Brief: Exact reproduction, images excluded: write out the records below.

Records provided:
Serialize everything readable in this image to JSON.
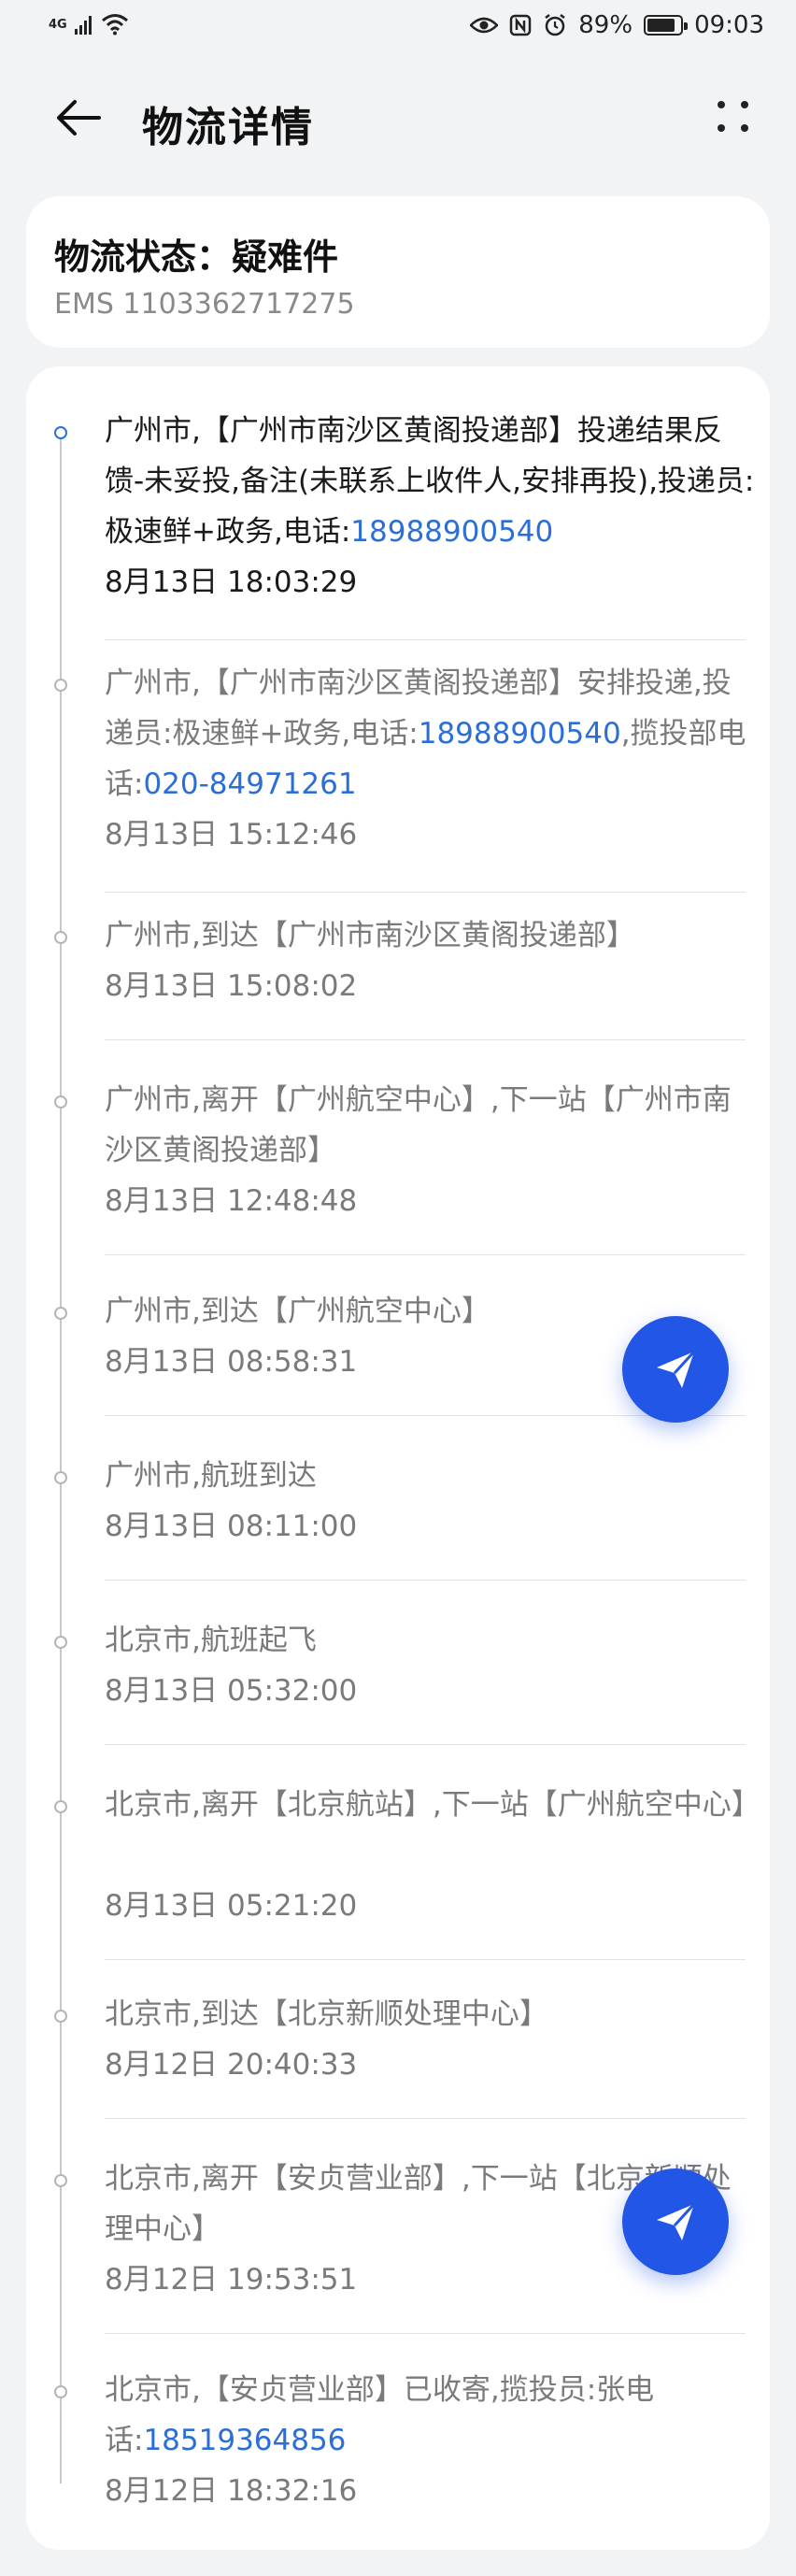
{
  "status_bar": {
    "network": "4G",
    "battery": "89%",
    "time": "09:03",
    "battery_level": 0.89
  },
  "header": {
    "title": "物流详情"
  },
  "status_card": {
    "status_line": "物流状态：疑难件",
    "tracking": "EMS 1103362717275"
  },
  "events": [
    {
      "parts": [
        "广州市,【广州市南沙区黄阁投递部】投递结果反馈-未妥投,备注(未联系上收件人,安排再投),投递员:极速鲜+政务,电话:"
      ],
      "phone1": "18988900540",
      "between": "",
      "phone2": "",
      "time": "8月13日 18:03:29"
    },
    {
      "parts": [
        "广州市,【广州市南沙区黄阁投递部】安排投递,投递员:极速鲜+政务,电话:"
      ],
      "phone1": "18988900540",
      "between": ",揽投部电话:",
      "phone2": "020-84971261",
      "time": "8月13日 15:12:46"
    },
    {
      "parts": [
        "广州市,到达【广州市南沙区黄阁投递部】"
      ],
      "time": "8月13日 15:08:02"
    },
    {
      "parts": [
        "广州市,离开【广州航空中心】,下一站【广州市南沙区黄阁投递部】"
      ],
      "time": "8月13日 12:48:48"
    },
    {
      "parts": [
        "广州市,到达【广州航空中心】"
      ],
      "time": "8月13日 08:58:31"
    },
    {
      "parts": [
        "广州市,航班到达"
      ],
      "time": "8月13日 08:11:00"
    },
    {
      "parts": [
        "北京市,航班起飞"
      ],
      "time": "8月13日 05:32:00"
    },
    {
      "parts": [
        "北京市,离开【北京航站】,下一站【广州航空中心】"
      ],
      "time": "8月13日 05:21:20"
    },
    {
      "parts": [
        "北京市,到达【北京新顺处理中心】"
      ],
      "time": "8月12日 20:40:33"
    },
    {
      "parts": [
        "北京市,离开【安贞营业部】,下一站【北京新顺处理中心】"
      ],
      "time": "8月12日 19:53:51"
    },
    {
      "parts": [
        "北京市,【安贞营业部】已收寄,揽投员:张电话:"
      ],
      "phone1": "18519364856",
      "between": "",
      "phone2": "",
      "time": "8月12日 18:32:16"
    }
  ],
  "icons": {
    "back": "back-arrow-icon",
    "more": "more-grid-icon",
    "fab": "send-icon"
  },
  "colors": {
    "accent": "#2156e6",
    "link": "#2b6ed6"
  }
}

Exercise output:
Serialize everything readable in this image to JSON.
{
  "status_bar": {
    "network": "4G",
    "battery": "89%",
    "time": "09:03",
    "battery_level": 0.89
  },
  "header": {
    "title": "物流详情"
  },
  "status_card": {
    "status_line": "物流状态：疑难件",
    "tracking": "EMS 1103362717275"
  },
  "events": [
    {
      "parts": [
        "广州市,【广州市南沙区黄阁投递部】投递结果反馈-未妥投,备注(未联系上收件人,安排再投),投递员:极速鲜+政务,电话:"
      ],
      "phone1": "18988900540",
      "between": "",
      "phone2": "",
      "time": "8月13日 18:03:29"
    },
    {
      "parts": [
        "广州市,【广州市南沙区黄阁投递部】安排投递,投递员:极速鲜+政务,电话:"
      ],
      "phone1": "18988900540",
      "between": ",揽投部电话:",
      "phone2": "020-84971261",
      "time": "8月13日 15:12:46"
    },
    {
      "parts": [
        "广州市,到达【广州市南沙区黄阁投递部】"
      ],
      "time": "8月13日 15:08:02"
    },
    {
      "parts": [
        "广州市,离开【广州航空中心】,下一站【广州市南沙区黄阁投递部】"
      ],
      "time": "8月13日 12:48:48"
    },
    {
      "parts": [
        "广州市,到达【广州航空中心】"
      ],
      "time": "8月13日 08:58:31"
    },
    {
      "parts": [
        "广州市,航班到达"
      ],
      "time": "8月13日 08:11:00"
    },
    {
      "parts": [
        "北京市,航班起飞"
      ],
      "time": "8月13日 05:32:00"
    },
    {
      "parts": [
        "北京市,离开【北京航站】,下一站【广州航空中心】"
      ],
      "time": "8月13日 05:21:20"
    },
    {
      "parts": [
        "北京市,到达【北京新顺处理中心】"
      ],
      "time": "8月12日 20:40:33"
    },
    {
      "parts": [
        "北京市,离开【安贞营业部】,下一站【北京新顺处理中心】"
      ],
      "time": "8月12日 19:53:51"
    },
    {
      "parts": [
        "北京市,【安贞营业部】已收寄,揽投员:张电话:"
      ],
      "phone1": "18519364856",
      "between": "",
      "phone2": "",
      "time": "8月12日 18:32:16"
    }
  ],
  "icons": {
    "back": "back-arrow-icon",
    "more": "more-grid-icon",
    "fab": "send-icon"
  },
  "colors": {
    "accent": "#2156e6",
    "link": "#2b6ed6"
  }
}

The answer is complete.